Dispose of Waffles
I’ve just returned to a first draft of novel and am astounded at the amount of ‘waffling’ I have written. Experience, and wise tutors, all recommend putting aside a manuscript for a few weeks before returning to it with ‘fresh eyes’. My fresh eyes have been assassinated by my over-writing.
Some see ‘waffling’ as padding or filling in words for the sake of upping a word count. But there’s many other ways of waffling on. Rewriting from passive to active will generally save words, i.e. ‘I would have thought that he’d kiss her,’ becomes: ‘I thought he’d kiss her.’ Saves three words and reads much tighter.

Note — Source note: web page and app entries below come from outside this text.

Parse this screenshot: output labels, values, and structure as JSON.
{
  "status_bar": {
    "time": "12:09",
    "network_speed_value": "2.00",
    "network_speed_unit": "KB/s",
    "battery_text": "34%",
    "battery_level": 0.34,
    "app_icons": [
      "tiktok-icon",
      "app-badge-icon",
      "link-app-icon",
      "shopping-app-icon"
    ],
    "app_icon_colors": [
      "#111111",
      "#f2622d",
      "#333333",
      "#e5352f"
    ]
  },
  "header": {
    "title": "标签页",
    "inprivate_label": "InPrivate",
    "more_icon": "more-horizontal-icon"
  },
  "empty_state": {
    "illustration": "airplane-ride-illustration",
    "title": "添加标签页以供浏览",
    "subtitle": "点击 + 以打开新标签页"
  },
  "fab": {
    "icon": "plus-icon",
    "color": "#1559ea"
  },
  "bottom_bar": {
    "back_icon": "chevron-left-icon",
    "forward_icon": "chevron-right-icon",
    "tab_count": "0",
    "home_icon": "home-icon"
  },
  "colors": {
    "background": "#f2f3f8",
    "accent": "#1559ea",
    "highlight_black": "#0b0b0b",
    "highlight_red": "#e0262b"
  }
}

Attributions test us. I found a line where I attributed: ‘he gruffs.’ How many times have we been told to not do such things? (Unless absolutely necessary). The speaker’s words should be written in such a manner that implies gruffness.
More superfluous matter: ‘She stood in front of the shop window.’ Why not: ‘She stood before the shop window,’ or, better still, ‘She stood admiring the shop window.’?
Ah, revision. The tense hours of reading and re-writing can be the most productive hours of our writing challenge.
If my 100,000 word novel becomes 90,000, should I be dismayed at ‘losing’ 10,000 words? Never. I should be pleased that I have refined my work into a much better product.